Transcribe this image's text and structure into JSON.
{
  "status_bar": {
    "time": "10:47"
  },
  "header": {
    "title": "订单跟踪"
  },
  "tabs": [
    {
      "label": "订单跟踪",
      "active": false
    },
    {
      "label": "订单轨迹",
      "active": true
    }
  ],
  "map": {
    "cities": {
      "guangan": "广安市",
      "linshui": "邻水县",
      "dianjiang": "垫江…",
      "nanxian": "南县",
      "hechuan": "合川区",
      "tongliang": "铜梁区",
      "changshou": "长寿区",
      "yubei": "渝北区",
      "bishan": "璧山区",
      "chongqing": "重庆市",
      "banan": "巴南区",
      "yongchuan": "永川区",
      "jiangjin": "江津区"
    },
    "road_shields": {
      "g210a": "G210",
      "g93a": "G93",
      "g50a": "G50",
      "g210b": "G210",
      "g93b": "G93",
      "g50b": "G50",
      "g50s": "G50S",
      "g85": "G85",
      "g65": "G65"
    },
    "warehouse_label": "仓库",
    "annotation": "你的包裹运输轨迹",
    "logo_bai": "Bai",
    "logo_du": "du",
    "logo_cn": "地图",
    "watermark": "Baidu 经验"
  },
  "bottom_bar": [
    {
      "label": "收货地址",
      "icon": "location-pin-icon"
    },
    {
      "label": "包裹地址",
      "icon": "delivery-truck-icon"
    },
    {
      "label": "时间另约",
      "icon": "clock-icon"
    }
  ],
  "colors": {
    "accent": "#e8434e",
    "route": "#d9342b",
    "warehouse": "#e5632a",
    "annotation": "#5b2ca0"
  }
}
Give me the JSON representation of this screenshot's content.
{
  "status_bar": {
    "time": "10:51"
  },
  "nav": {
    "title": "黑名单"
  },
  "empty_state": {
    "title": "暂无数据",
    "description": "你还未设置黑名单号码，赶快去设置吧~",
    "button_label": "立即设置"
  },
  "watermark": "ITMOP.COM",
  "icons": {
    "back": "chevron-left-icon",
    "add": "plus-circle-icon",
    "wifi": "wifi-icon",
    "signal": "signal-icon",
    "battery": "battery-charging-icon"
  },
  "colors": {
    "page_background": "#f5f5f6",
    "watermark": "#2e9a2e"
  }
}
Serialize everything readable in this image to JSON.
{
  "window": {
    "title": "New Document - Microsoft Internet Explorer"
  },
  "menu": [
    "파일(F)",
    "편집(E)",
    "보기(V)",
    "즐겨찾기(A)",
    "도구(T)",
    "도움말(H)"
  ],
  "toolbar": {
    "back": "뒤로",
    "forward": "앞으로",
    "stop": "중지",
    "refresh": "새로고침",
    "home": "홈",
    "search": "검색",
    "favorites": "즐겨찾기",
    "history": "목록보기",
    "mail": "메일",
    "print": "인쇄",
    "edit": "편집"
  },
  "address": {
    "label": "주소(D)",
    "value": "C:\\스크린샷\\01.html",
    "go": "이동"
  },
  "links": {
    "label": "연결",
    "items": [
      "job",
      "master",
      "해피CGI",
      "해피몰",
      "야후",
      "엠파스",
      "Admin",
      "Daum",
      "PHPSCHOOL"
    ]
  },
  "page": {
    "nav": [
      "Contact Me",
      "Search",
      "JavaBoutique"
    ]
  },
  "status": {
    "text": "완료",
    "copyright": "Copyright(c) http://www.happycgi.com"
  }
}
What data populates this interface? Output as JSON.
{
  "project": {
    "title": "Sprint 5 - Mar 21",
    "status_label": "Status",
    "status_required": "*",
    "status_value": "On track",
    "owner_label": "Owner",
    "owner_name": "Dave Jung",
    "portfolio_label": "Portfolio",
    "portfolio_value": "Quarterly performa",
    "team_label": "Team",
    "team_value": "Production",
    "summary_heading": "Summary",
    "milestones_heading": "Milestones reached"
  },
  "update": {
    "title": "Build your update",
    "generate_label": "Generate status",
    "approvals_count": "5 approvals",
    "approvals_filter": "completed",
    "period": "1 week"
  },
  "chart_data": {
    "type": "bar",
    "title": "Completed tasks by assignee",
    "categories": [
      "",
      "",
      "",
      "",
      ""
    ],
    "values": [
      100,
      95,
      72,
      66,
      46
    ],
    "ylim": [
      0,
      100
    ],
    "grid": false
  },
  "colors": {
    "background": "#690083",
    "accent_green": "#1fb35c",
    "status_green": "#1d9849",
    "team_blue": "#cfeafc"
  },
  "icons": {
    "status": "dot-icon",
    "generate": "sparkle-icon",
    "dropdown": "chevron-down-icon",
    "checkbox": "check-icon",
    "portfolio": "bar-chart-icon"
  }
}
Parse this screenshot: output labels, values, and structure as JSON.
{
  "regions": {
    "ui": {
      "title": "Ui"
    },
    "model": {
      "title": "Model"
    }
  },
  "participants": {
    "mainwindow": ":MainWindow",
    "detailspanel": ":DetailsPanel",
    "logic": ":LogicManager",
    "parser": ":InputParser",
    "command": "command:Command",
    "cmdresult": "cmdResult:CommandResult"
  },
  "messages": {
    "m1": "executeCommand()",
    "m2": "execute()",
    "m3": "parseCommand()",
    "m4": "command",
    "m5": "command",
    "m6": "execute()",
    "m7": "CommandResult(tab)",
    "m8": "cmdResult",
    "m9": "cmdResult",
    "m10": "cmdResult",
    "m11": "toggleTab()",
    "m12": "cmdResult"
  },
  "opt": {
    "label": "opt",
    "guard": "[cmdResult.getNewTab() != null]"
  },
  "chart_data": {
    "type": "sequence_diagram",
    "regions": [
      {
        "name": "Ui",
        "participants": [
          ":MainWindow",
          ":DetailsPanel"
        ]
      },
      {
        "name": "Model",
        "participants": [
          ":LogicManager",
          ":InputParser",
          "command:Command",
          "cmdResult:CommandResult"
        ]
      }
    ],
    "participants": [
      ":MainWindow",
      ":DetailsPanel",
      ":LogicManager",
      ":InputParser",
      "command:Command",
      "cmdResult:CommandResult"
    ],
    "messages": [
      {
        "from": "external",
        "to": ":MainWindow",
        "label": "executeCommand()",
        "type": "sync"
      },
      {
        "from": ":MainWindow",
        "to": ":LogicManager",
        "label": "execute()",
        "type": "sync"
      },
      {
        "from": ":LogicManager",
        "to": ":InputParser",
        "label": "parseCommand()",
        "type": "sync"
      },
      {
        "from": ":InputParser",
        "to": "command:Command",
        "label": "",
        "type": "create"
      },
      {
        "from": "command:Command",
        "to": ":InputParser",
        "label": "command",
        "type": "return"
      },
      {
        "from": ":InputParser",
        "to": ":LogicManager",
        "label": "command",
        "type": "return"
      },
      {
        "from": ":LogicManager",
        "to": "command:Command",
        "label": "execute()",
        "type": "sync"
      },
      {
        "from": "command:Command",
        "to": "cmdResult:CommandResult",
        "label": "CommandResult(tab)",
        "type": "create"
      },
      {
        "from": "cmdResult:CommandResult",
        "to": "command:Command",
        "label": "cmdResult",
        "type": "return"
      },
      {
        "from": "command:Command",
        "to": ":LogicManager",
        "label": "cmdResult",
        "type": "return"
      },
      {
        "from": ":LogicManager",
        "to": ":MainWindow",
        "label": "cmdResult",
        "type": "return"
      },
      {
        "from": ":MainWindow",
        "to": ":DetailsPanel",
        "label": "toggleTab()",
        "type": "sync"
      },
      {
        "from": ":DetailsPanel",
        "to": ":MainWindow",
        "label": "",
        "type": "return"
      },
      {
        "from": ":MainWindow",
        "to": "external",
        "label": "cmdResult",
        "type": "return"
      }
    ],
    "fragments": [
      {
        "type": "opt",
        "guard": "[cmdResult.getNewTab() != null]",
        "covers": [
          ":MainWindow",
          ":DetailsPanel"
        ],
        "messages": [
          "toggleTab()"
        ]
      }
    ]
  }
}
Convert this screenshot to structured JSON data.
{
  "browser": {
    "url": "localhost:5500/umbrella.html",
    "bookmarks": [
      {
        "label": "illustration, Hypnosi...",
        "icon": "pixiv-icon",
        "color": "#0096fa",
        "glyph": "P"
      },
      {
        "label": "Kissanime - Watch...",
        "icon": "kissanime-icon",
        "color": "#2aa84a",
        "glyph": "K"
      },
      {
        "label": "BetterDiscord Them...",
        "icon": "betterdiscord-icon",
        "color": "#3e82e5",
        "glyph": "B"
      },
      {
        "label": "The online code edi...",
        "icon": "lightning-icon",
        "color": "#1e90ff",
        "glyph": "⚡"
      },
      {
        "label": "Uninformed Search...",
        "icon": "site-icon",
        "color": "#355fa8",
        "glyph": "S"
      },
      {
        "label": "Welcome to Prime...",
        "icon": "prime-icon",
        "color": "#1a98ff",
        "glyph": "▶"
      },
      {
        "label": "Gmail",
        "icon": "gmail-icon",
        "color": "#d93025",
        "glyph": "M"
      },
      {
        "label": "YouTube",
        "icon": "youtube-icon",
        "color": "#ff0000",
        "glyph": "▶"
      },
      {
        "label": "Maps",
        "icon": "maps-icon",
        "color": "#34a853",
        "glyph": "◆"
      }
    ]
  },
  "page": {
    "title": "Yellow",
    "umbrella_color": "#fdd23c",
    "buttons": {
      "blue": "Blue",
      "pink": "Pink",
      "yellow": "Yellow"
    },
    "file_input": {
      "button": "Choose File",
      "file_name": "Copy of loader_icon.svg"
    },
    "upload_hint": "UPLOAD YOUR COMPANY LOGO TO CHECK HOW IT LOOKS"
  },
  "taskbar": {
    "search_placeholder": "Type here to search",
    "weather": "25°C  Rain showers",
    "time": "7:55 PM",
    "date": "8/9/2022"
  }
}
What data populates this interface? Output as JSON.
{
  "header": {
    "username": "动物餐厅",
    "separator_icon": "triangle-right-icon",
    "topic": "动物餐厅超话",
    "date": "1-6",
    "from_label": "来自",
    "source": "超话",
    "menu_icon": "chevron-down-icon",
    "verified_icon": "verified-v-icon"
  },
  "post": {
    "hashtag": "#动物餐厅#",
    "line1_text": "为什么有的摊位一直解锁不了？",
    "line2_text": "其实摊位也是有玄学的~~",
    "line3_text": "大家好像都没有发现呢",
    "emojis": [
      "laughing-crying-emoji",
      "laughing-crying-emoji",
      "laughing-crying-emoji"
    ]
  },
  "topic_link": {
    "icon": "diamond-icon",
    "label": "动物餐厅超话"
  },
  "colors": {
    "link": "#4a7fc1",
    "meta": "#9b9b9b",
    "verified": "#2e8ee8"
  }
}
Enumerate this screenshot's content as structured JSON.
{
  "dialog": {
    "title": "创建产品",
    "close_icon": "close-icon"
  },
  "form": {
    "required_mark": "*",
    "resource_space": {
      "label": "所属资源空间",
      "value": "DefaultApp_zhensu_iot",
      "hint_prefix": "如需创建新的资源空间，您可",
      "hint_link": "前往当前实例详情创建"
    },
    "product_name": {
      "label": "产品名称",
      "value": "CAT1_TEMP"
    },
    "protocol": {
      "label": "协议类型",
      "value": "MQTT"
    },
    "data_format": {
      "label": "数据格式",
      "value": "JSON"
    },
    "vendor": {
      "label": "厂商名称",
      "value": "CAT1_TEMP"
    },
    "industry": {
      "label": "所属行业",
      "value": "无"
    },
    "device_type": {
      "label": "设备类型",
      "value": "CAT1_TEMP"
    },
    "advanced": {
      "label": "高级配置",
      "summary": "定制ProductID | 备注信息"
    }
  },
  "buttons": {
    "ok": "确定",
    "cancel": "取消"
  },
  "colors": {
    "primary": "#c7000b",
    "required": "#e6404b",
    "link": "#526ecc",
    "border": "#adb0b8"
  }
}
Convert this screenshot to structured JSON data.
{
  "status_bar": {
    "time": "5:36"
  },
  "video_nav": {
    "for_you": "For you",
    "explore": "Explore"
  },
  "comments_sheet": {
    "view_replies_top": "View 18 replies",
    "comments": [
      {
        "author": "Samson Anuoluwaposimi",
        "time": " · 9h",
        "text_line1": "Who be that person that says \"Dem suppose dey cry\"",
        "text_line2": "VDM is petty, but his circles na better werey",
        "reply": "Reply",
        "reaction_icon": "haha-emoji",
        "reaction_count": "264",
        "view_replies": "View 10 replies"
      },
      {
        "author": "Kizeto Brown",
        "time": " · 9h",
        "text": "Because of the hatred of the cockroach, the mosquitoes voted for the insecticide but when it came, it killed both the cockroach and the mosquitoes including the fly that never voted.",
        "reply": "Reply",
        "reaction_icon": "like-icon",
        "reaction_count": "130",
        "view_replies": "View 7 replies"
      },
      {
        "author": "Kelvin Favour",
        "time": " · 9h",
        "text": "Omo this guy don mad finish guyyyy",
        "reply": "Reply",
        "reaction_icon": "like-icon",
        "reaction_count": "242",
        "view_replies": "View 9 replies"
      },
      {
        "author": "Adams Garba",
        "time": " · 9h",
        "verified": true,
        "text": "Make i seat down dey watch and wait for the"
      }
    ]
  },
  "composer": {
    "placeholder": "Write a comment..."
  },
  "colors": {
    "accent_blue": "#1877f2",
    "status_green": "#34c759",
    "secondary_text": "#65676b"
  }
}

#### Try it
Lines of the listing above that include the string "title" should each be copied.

#### Expected answer
    "title": "订单跟踪"
    "title": "黑名单"
    "title": "暂无数据",
    "title": "New Document - Microsoft Internet Explorer"
    "title": "Sprint 5 - Mar 21",
    "title": "Build your update",
    "title": "Completed tasks by assignee",
      "title": "Ui"
      "title": "Model"
    "title": "Yellow",
    "title": "创建产品",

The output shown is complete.